• **WHAT TO DO**
Check each line below for the word "Frank", and copy those that have it.

THE DATA section start

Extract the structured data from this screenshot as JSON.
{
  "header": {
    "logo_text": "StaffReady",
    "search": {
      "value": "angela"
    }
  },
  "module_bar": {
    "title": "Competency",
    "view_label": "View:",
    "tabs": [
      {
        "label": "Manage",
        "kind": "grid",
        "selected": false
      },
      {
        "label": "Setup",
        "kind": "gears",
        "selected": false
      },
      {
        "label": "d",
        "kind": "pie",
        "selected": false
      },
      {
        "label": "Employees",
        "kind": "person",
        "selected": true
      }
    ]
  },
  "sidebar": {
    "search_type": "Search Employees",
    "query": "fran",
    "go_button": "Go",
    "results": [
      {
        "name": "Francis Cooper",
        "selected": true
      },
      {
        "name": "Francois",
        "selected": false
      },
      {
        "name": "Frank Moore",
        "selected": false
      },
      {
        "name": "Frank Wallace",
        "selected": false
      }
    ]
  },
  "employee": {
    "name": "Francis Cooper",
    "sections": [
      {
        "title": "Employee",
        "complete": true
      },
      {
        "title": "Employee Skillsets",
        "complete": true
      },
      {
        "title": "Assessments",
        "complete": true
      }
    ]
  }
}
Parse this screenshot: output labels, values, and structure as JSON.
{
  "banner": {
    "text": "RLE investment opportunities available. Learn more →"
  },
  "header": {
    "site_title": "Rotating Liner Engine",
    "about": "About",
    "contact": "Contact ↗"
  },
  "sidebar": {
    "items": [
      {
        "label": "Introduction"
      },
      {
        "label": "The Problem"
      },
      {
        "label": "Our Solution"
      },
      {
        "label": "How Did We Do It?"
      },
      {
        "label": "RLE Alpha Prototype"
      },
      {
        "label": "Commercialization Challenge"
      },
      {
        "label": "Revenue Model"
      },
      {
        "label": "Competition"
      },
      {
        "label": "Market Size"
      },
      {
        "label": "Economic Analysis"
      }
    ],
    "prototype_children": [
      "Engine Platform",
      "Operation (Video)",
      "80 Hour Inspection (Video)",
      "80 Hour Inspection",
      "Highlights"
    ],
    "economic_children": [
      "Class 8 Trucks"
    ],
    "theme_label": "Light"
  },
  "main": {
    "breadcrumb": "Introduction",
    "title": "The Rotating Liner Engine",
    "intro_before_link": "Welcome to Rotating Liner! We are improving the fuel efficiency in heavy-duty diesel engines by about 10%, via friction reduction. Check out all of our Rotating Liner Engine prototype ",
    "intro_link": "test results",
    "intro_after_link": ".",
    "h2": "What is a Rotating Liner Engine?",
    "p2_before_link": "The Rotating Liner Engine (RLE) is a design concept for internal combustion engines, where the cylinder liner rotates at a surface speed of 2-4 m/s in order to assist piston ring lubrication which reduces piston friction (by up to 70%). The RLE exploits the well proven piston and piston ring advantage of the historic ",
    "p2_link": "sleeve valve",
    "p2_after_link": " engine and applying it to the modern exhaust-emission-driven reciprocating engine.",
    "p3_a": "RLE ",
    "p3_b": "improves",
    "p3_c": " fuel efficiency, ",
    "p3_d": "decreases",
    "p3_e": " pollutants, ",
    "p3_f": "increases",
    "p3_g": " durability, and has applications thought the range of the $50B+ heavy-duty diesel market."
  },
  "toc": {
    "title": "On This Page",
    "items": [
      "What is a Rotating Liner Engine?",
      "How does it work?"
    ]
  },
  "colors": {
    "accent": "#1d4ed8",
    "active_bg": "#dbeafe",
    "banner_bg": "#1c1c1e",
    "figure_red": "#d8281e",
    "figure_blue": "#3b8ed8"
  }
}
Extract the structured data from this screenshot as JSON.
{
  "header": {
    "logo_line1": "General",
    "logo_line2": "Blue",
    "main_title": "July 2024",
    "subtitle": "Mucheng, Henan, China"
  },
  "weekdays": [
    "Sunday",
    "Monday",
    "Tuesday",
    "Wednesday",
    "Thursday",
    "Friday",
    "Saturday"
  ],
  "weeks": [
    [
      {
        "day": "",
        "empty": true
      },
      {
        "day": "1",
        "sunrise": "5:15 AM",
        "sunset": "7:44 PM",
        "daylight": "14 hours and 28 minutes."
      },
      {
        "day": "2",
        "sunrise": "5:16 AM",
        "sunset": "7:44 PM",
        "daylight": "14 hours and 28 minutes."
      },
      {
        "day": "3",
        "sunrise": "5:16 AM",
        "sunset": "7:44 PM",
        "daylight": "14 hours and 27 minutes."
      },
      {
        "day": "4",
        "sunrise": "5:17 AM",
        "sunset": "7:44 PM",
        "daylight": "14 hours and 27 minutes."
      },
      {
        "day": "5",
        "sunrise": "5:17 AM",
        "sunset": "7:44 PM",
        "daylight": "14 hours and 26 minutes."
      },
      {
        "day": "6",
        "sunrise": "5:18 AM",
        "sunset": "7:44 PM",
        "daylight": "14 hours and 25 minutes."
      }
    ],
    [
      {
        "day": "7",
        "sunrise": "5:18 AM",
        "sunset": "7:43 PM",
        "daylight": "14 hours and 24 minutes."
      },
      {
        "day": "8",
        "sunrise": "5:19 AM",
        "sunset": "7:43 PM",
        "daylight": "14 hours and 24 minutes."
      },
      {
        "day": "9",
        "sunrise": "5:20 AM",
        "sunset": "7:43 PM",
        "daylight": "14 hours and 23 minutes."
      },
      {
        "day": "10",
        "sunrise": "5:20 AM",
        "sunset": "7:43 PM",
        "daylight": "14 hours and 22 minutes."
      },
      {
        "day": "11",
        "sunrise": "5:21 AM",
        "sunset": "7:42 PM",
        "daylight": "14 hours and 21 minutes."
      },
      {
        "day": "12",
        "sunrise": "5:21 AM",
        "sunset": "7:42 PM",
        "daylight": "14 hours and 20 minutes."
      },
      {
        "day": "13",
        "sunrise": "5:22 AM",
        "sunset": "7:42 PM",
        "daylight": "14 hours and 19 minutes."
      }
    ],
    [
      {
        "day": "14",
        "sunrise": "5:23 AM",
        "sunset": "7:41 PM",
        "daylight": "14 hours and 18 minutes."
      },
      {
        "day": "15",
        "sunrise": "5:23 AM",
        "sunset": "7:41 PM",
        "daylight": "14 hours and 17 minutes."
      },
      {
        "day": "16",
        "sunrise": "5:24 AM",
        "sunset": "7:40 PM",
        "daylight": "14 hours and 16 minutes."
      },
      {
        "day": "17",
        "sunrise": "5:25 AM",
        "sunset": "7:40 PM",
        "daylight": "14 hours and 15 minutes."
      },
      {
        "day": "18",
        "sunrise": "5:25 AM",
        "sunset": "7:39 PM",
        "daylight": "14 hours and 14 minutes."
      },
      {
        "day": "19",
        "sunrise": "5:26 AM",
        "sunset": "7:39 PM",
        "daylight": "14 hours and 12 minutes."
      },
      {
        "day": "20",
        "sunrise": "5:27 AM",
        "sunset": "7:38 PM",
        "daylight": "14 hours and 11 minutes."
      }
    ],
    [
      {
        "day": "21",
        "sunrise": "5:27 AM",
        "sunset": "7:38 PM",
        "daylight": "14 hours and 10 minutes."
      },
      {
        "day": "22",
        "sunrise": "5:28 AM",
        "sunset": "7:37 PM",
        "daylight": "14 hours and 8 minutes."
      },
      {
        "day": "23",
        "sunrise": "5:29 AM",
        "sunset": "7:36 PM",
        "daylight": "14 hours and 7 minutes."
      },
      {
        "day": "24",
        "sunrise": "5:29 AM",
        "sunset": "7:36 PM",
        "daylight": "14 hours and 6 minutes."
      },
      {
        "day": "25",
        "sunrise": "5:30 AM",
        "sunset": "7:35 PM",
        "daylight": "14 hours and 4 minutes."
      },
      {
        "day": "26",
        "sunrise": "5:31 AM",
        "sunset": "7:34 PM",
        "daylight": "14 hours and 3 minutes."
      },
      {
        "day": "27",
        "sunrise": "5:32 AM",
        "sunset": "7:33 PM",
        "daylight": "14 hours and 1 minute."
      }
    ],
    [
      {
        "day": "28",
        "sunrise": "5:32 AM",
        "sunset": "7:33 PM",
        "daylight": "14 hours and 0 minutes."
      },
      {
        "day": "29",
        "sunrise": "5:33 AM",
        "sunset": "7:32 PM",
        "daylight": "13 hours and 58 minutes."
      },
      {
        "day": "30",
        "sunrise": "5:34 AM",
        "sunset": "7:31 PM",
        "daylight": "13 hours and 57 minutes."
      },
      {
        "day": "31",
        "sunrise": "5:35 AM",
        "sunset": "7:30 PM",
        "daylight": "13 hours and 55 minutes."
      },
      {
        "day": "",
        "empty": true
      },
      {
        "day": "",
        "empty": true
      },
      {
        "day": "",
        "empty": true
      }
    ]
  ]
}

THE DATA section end

• **ANSWER**
        "name": "Frank Moore",
        "name": "Frank Wallace",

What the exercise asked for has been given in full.